Vice president and chief accounting officer
Hibbett Sporting Goods Inc.
VIPs BUT NOT CPAs
I signed up to take the practice portion of the CPA Exam the day after the November 1992 presidential election. Several months prior, I had attempted to reserve a room at the Capital Hotel in Little Rock, Ark., but there were no rooms available. The only available hotel room I could find was outside of Little Rock, which actually turned out to be advantageous. Bill Clinton had won the presidential election, and many of the other CPA candidates had their rooms taken over by the Democratic Party. Many of them didn't get much sleep because they had to drive miles away to find an available hotel room.
Before the exam began, the president of the Arkansas Society of CPAs told us that at 2 a.m. the room we were testing in had been knee-deep in confetti from the Clinton victory celebration the night before, and the convention center staff had done a marvelous job cleaning it and setting it up for the exam. Also, we learned there would be a press conference where Bill Clinton would officially accept the results of the election that afternoon.
After lunch, many of us were sitting on the floor in the hallway waiting to be admitted for the second half of the exam. We had our heads down, reviewing our materials. My husband was sitting next to me on the floor. He nudged me and told me to look. At that moment, Ted Koppel from ABC News, flanked by two bodyguards, walked through the hallway. The CPA candidates were so absorbed with studying; I don't think anyone besides my husband saw him. No one else was looking up.

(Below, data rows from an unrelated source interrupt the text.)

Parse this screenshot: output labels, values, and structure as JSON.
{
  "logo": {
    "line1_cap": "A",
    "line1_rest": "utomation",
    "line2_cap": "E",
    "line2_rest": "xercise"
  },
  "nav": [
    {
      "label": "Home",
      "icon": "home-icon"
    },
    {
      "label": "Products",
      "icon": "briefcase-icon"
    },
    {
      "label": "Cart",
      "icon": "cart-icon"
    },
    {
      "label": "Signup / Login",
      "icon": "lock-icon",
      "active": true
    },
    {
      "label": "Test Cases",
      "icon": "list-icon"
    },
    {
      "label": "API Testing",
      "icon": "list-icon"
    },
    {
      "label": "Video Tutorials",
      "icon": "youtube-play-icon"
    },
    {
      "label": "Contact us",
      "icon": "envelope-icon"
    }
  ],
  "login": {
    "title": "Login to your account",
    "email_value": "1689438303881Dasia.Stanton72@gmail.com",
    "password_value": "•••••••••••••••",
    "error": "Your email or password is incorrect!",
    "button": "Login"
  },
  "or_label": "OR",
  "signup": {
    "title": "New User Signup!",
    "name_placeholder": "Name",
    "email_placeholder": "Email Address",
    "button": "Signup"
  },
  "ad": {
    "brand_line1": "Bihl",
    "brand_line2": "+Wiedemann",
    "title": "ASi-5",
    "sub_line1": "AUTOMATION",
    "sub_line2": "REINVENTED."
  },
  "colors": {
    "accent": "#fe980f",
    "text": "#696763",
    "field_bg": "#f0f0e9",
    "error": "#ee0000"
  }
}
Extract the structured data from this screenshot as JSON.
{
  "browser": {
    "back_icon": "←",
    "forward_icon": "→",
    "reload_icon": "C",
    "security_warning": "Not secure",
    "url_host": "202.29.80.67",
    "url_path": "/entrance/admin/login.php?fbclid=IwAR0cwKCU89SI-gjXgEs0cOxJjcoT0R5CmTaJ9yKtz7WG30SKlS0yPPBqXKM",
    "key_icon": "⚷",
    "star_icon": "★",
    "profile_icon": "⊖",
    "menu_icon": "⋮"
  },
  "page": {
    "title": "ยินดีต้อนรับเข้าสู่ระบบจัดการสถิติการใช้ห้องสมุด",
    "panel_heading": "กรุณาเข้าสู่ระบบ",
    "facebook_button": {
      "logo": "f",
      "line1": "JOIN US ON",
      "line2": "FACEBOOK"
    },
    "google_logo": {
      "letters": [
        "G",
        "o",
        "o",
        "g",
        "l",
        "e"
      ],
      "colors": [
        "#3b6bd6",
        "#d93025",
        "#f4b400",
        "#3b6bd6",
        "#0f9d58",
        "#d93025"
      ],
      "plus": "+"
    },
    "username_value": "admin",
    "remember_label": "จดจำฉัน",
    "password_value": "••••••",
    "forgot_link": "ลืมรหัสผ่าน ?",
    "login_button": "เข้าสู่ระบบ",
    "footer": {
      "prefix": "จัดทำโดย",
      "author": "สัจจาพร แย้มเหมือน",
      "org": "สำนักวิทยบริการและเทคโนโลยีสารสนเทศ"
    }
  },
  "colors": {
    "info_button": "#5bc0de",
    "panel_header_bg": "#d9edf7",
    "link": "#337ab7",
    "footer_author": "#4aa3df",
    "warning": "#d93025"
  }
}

Judy Reed, CPA
Arkansas State University
I was in the U.S. Air Force, stationed in Riverside, Calif., when the first two parts of the May 1951 CPA Exam were scheduled. In those days, you could not sit for all four parts unless you had three years of experience, nor could a New York exam candidate sit for the exam in another location outside New York. I had been in the New York Air National Guard since June 1948. We were called to active duty on March 1, 1951. On March 15, we were sent to March Air Reserve Base in Riverside.
I had one huge problem. Since I was a recent Air Force inductee, I had accrued just five days of leave time, which did not provide enough time to travel from California to New York, get home, change into civilian clothes, get to the exam site, sit for the two parts, return home, and then return to my base in California. My first sergeant assisted by approving two three-day passes, one at the beginning of my leave, and one at the end, which I later discovered was illegal.

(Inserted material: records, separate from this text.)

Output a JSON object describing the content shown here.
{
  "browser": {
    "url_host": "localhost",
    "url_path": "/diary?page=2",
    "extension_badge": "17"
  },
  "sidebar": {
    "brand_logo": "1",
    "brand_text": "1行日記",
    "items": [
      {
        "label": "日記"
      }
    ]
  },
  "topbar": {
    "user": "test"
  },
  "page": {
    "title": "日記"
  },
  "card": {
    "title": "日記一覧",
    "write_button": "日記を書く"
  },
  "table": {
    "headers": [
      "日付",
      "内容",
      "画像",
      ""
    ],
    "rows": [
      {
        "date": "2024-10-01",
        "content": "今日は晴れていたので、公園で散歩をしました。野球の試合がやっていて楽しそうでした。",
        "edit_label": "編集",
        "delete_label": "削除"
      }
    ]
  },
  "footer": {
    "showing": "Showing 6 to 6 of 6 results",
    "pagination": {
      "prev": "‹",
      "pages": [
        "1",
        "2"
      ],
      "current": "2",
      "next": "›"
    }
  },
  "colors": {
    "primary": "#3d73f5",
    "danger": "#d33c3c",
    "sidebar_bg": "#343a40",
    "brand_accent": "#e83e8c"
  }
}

Next issue: I did not have enough money for a commercial flight home. My commanding officer suggested I try to get a flight from our pilots who were traveling east. I signed on as a working passenger on a flight from my base to Georgia, a 2,000-mile trip in a nonpressurized airplane.
We made it to Georgia in one day. After sleeping that night in Georgia, I was able to get a flight to North Carolina and then one to Newark, N.J. After two-and-a-half days, I was practically home. The exam was a day away.

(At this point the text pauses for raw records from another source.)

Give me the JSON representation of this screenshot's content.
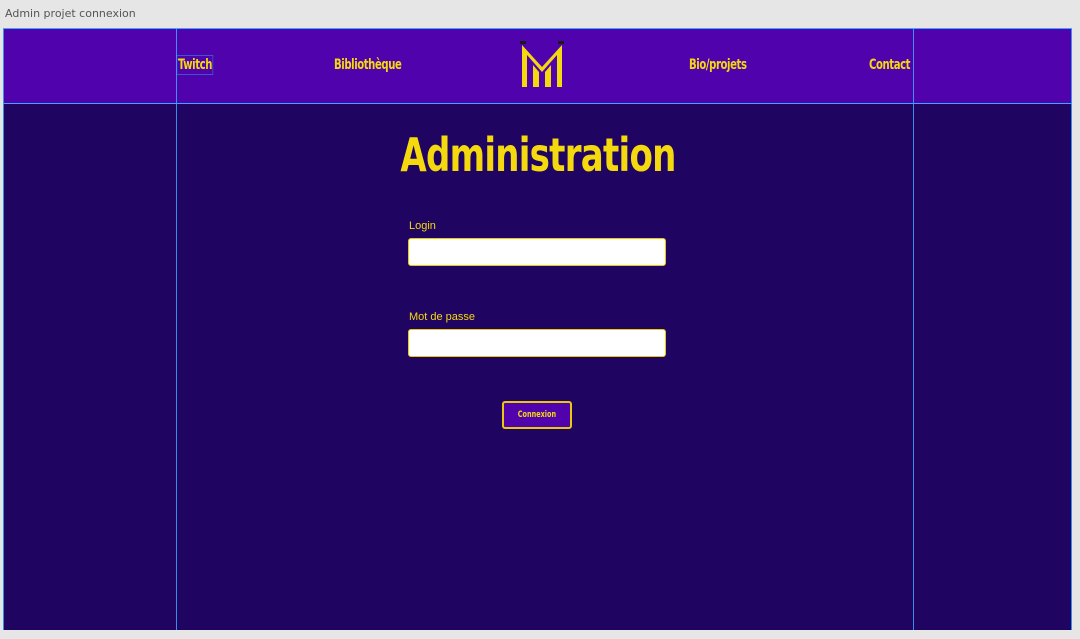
{
  "window": {
    "title": "Admin projet connexion"
  },
  "nav": {
    "links": [
      {
        "label": "Twitch"
      },
      {
        "label": "Bibliothèque"
      },
      {
        "label": "Bio/projets"
      },
      {
        "label": "Contact"
      }
    ],
    "logo_icon": "m-monogram-logo-icon"
  },
  "main": {
    "title": "Administration"
  },
  "form": {
    "login_label": "Login",
    "login_value": "",
    "password_label": "Mot de passe",
    "password_value": "",
    "submit_label": "Connexion"
  },
  "colors": {
    "nav_bg": "#5003ad",
    "page_bg": "#1f0461",
    "accent_yellow": "#f5d90f",
    "guide_blue": "#3aa8ff"
  }
}
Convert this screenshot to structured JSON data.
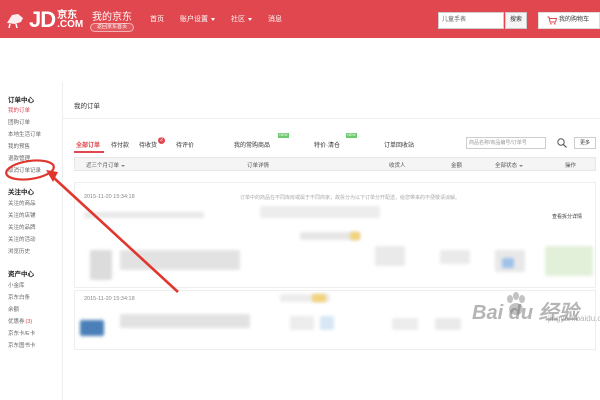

All I can recall about the CPA Exam was that after I had used both sides of the exam booklet for written answers, a proctor told me that I should have used only one side of the exam booklet. I protested in vain for extra time to rewrite my paper on one side, and at one point shouted, "I came 3,000 miles to sit for this exam!"
The trip back to my California base started with my father driving me to Mitchel Air Force Base on Long Island, where I hoped to obtain passage on a flight heading west. This became impossible, so four other stranded servicemen and I each paid a driver $25 to drive us to Andrews Air Force Base [in Maryland]. After sleeping overnight in a chair at Andrews, I secured a flight to Illinois, and over the next two days, I hitched flights to Oklahoma, Utah, Idaho, and Oakland, Calif., where I was fortunate to get a ride to my home base, arriving two hours before the AWOL deadline.
Fortunately, I passed those first two parts of the CPA Exam.
Stuart Kessler, CPA
New York City
To comment on this article or to suggest an idea for another article, contact Chris Baysden, senior manager of newsletters, at Chris.Baysden@aicpa-cima.com or 919-402-4077.